The Russian weight lifters in the Dynamo club had tremendous long term success in the sport. The Bulgarians had tremendous success, but not the same long term success. This was a tradeoff that Angel Spassov felt was worth it.
Weight lifters such as Rudolf Plukfelder won a gold at 36 years old, Vasily Alekseyev won gold at 34 years old, Arkady Vorobyov won gold at 36 years old, and all of these lifters competed in multiple Olympic Games. This is very impressive as the peak age for weightlifting is thought to be in the mid 20s.
The peak age for powerlifting is thought to be in the mid 30s. However, we very rarely see lifters participate in the sport for more than 5 years. They tend to come and go very quickly. Part of this may be due to a lack of long term plan that yields consistent results over the long term.
American coaches seem to ignore these longer term plan in favor for these sprint methods of getting stronger. Beginner lifters are given volumes that far exceed the recommendations of the research performed for over 30 years by Soviet sports scientists.
The ones with a higher starting point and good genetics do very well under these programs. They come into the sport and are very competitive at the world level in a very short amount of time. However, like I said, this very seldom lasts for an extended period of time.
All of this stimulus tends to be thrown onto a very weak base. The Russians build that base over multiple years, but we tend to ignore that in favor of a 6 to 8 week block of building a base. This really is not enough time.

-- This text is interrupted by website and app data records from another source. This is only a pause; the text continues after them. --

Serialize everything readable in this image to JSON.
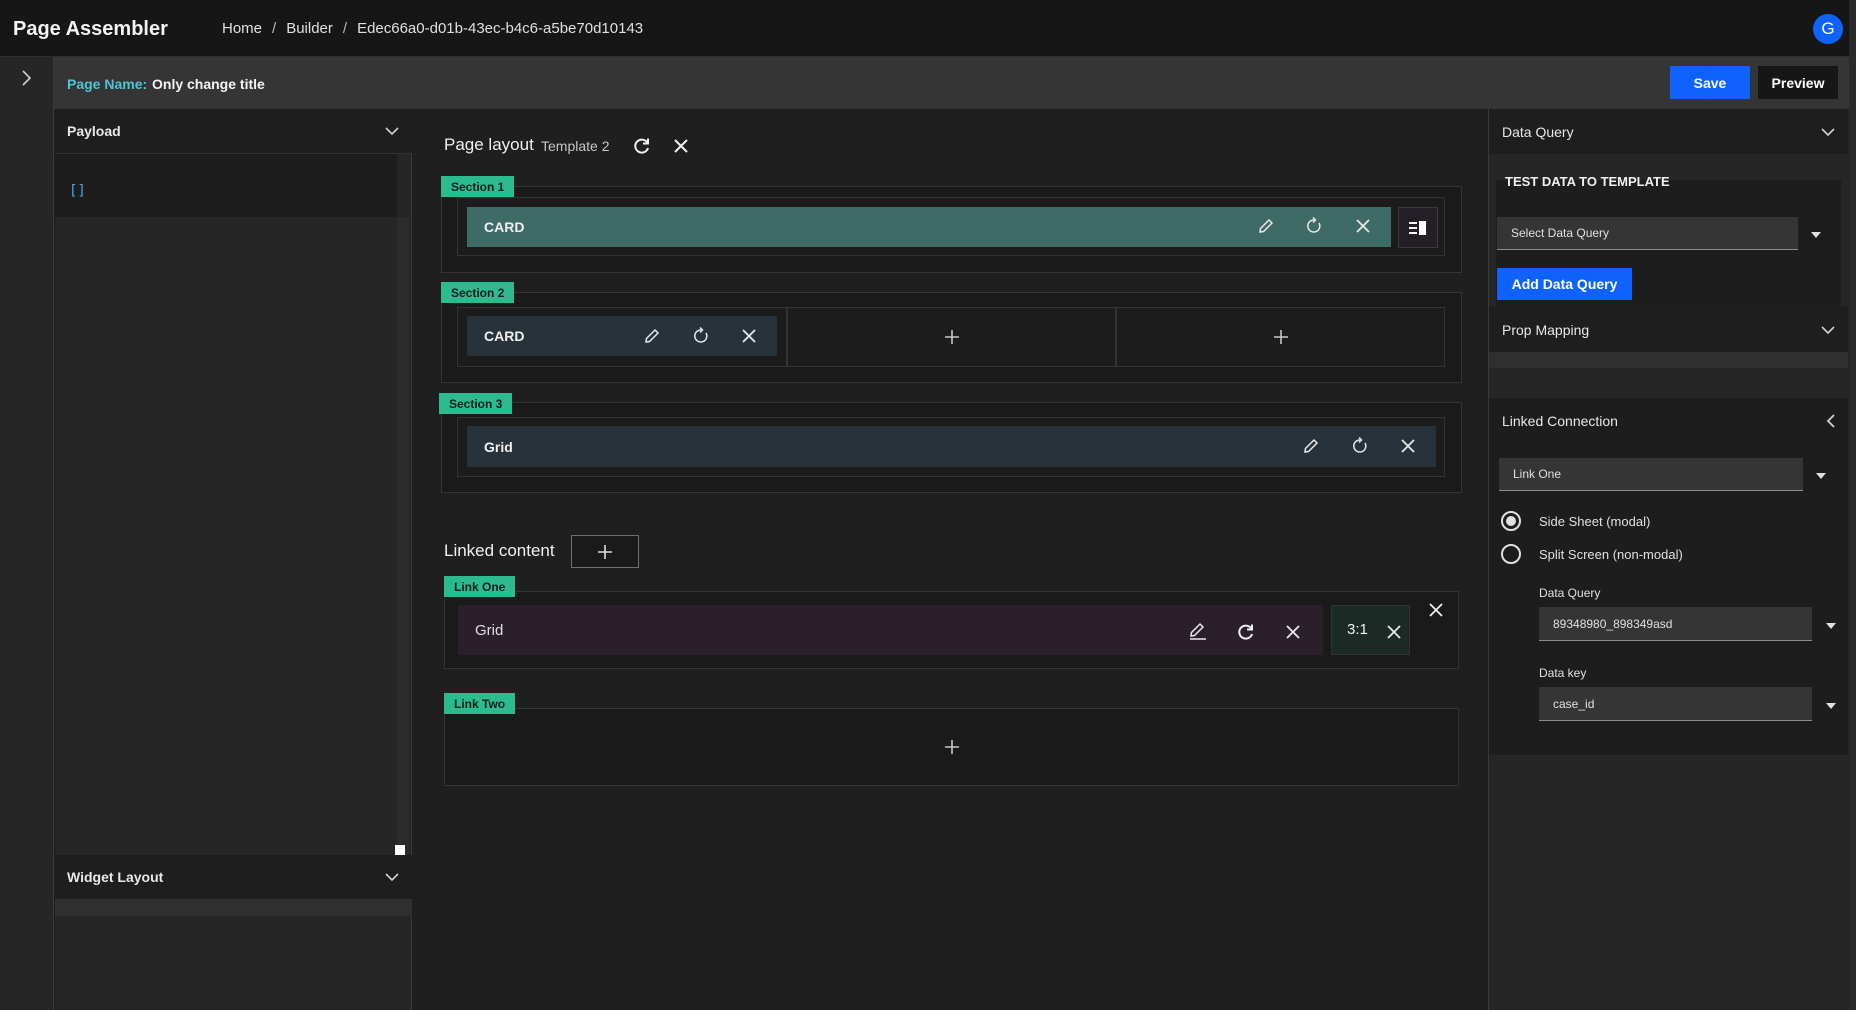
{
  "header": {
    "app_title": "Page Assembler",
    "breadcrumbs": [
      "Home",
      "Builder",
      "Edec66a0-d01b-43ec-b4c6-a5be70d10143"
    ],
    "breadcrumb_separator": "/",
    "avatar_initial": "G"
  },
  "page_name_bar": {
    "label": "Page Name:",
    "value": "Only change title",
    "save_label": "Save",
    "preview_label": "Preview"
  },
  "left_panel": {
    "payload_title": "Payload",
    "payload_value": "[]",
    "widget_layout_title": "Widget Layout"
  },
  "page_layout": {
    "title": "Page layout",
    "template": "Template 2",
    "sections": [
      {
        "tag": "Section 1",
        "cards": [
          {
            "label": "CARD"
          }
        ]
      },
      {
        "tag": "Section 2",
        "cards": [
          {
            "label": "CARD"
          }
        ],
        "empty_slots": 2
      },
      {
        "tag": "Section 3",
        "cards": [
          {
            "label": "Grid"
          }
        ]
      }
    ]
  },
  "linked_content": {
    "title": "Linked content",
    "links": [
      {
        "tag": "Link One",
        "card_label": "Grid",
        "ratio": "3:1"
      },
      {
        "tag": "Link Two"
      }
    ]
  },
  "right_panel": {
    "data_query_title": "Data Query",
    "test_data_heading": "TEST DATA TO TEMPLATE",
    "select_placeholder": "Select Data Query",
    "add_button": "Add Data Query",
    "prop_mapping_title": "Prop Mapping",
    "linked_connection_title": "Linked Connection",
    "link_select": "Link One",
    "radio_options": [
      {
        "label": "Side Sheet (modal)",
        "selected": true
      },
      {
        "label": "Split Screen (non-modal)",
        "selected": false
      }
    ],
    "data_query_label": "Data Query",
    "data_query_value": "89348980_898349asd",
    "data_key_label": "Data key",
    "data_key_value": "case_id"
  },
  "colors": {
    "accent_blue": "#0f62fe",
    "tag_green": "#2bbb8f",
    "card_teal": "#3f6b66",
    "card_slate": "#27323a",
    "card_purple": "#2a1f2a",
    "label_cyan": "#4fc3d8"
  },
  "icons": [
    "chevron-right-icon",
    "chevron-down-icon",
    "chevron-left-icon",
    "refresh-icon",
    "close-icon",
    "edit-icon",
    "reset-icon",
    "plus-icon",
    "layout-icon"
  ]
}
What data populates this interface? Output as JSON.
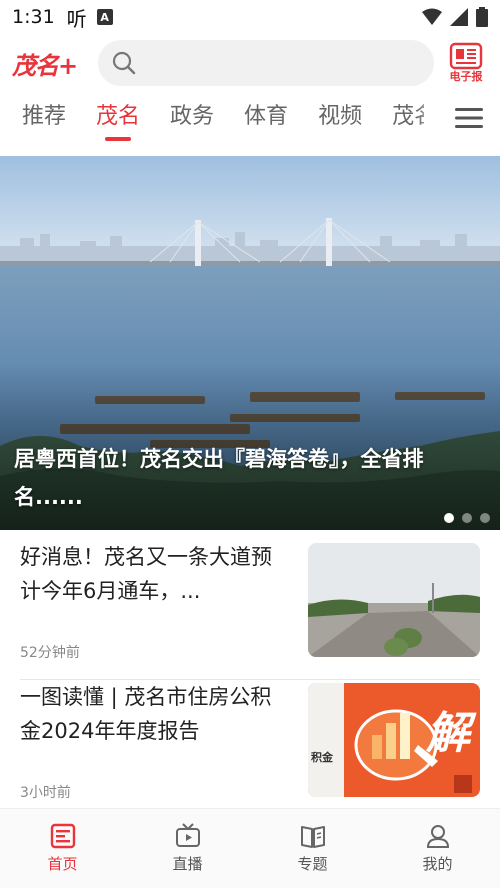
{
  "status_bar": {
    "time": "1:31",
    "hear_glyph": "听",
    "a_glyph": "A"
  },
  "header": {
    "logo": "茂名+",
    "search_placeholder": "",
    "epaper_label": "电子报"
  },
  "tabs": [
    {
      "label": "推荐",
      "active": false
    },
    {
      "label": "茂名",
      "active": true
    },
    {
      "label": "政务",
      "active": false
    },
    {
      "label": "体育",
      "active": false
    },
    {
      "label": "视频",
      "active": false
    },
    {
      "label": "茂名",
      "active": false
    }
  ],
  "hero": {
    "caption": "居粤西首位！茂名交出『碧海答卷』，全省排名......",
    "slides_total": 3,
    "slide_active": 1
  },
  "news": [
    {
      "title": "好消息！茂名又一条大道预计今年6月通车，...",
      "time": "52分钟前",
      "thumb": "road-photo"
    },
    {
      "title": "一图读懂 | 茂名市住房公积金2024年年度报告",
      "time": "3小时前",
      "thumb": "report-graphic",
      "thumb_text": "解",
      "thumb_small_text": "积金"
    }
  ],
  "bottom_nav": [
    {
      "label": "首页",
      "icon": "home-icon",
      "active": true
    },
    {
      "label": "直播",
      "icon": "tv-icon",
      "active": false
    },
    {
      "label": "专题",
      "icon": "book-icon",
      "active": false
    },
    {
      "label": "我的",
      "icon": "user-icon",
      "active": false
    }
  ],
  "colors": {
    "accent": "#e8343b",
    "text": "#222222",
    "muted": "#888888"
  }
}
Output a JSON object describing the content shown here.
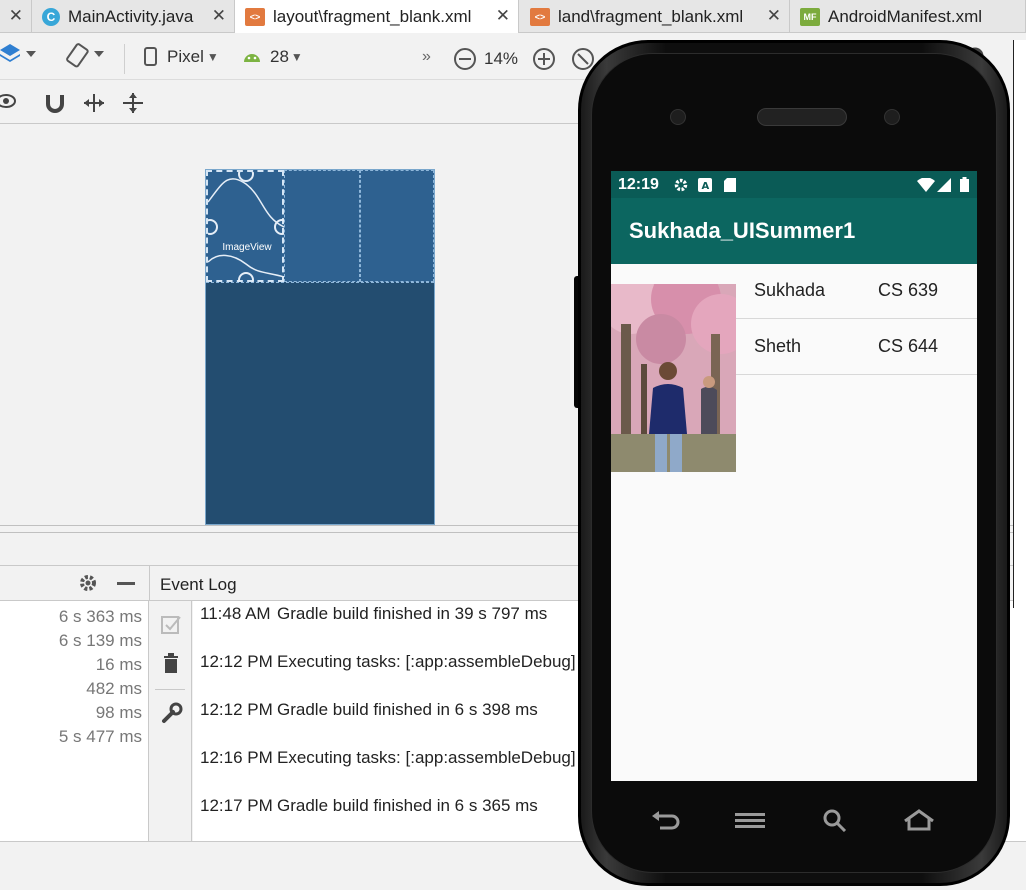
{
  "tabs": [
    {
      "label": "MainActivity.java",
      "icon": "java-class-icon"
    },
    {
      "label": "layout\\fragment_blank.xml",
      "icon": "xml-layout-icon"
    },
    {
      "label": "land\\fragment_blank.xml",
      "icon": "xml-layout-icon"
    },
    {
      "label": "AndroidManifest.xml",
      "icon": "manifest-icon"
    }
  ],
  "toolbar": {
    "device": "Pixel",
    "api": "28",
    "zoom": "14%"
  },
  "design": {
    "imageview_label": "ImageView"
  },
  "event_log": {
    "title": "Event Log",
    "durations": [
      "6 s 363 ms",
      "6 s 139 ms",
      "16 ms",
      "482 ms",
      "98 ms",
      "5 s 477 ms"
    ],
    "entries": [
      {
        "time": "11:48 AM",
        "msg": "Gradle build finished in 39 s 797 ms"
      },
      {
        "time": "12:12 PM",
        "msg": "Executing tasks: [:app:assembleDebug]"
      },
      {
        "time": "12:12 PM",
        "msg": "Gradle build finished in 6 s 398 ms"
      },
      {
        "time": "12:16 PM",
        "msg": "Executing tasks: [:app:assembleDebug]"
      },
      {
        "time": "12:17 PM",
        "msg": "Gradle build finished in 6 s 365 ms"
      }
    ]
  },
  "phone": {
    "status_time": "12:19",
    "app_title": "Sukhada_UISummer1",
    "rows": [
      {
        "name": "Sukhada",
        "course": "CS 639"
      },
      {
        "name": "Sheth",
        "course": "CS 644"
      }
    ]
  },
  "colors": {
    "app_bar": "#0c6660",
    "status_bar": "#0a5b56",
    "blueprint": "#245073"
  }
}
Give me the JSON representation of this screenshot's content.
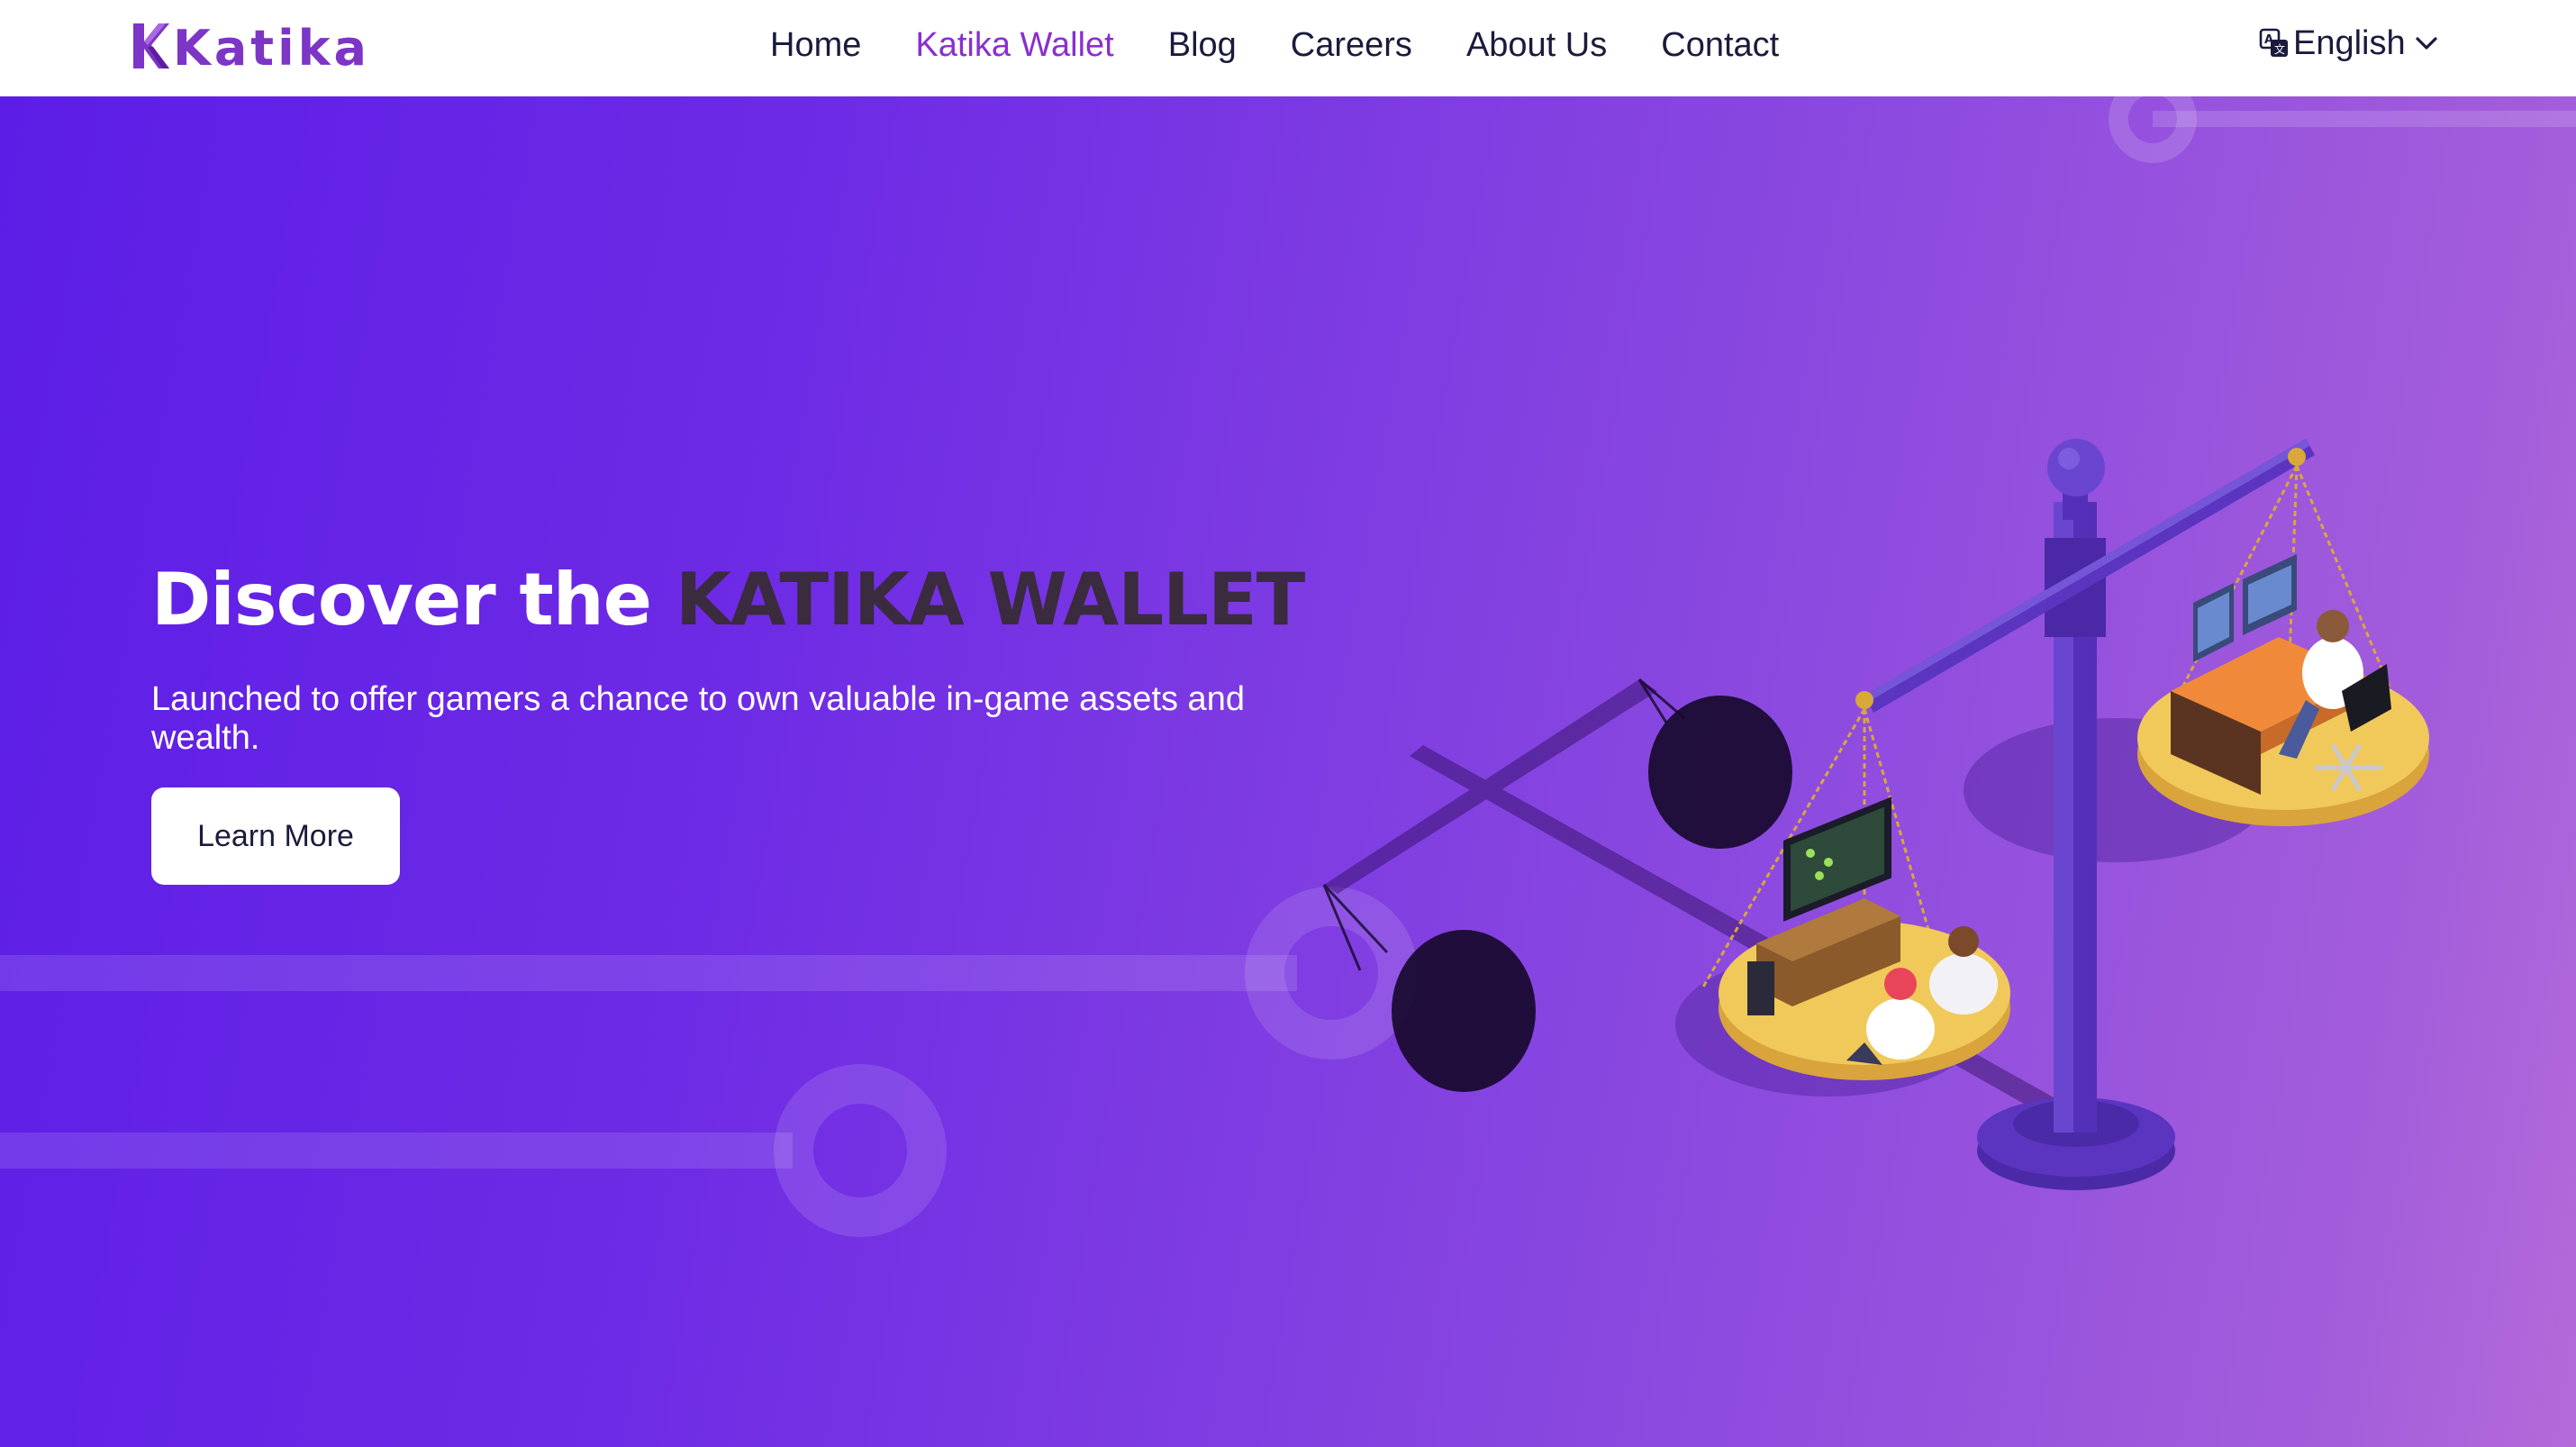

The Greeks have an abbreviated model to build a base that lasts 2 to 3 years. Something like this would be more appropriate here in America. However, we are the land of reality TV and want results yesterday. If that lifter won a world championship in 3 years, I could run the same program and do the same.
This almost never works out and may be another contributing factor to the short lifespans of American lifters in the sport. Our research tends to be on weak or untrained participants for very short periods of time. This can lead to a lot of misinformation and a lack of understanding of long term strength development.
So, how do we implement the max effort method with lifters that have very little foundations or athletic experience? When you look at Westside, it is a blending of multiple methods in the same training week. We can do the same thing, but just extend it out over a longer period of time.
The Russians determined that there was a total amount of work that needed to be completed in training to have success in both the long term and the short term and the max effort lifts will be more beneficial to the elite lifters with a solid foundation. This doesn’t mean that newer lifters should not use this method. They just need to use it appropriately.
This is why we have phases of training. Each phase lasts 4 to 8 weeks. Over a calendar year we will get approximately 80 max effort lifts, not including competitions. Westside, if they run the max effort days for 2 days each training week for an entire year, they would execute 104 max effort lifts. This is more than we will, but they are more elite than us and that is more appropriate for them.
In phase 3 we will begin to get mx effort lifts every week as this phase is our competition cycle. The volumes will fluctuate, but always stay within a given range. Phase 1 and 3 will have volumes that are a bit lower than phase 2, but they will hit a minimal effective dose. The GPP stays in year round and starts high in phase 1, drops to a minimum in phase 2, and rises back up in phase 3 to offset some of the volume lost by increasing max effort attempts.
Max effort work makes up a very small portion of our overall program. We average roughly 6,000 lifts per year of 70% or higher. If we have 3 lifts of 90% or more on every max effort day, that puts our total volume of 90% or higher at 4% of our total lifts. In reality, lifts at 90% or more make up 2% to 4% of our total volume. The majority of the work is completed between 70% and 80% of 1RM.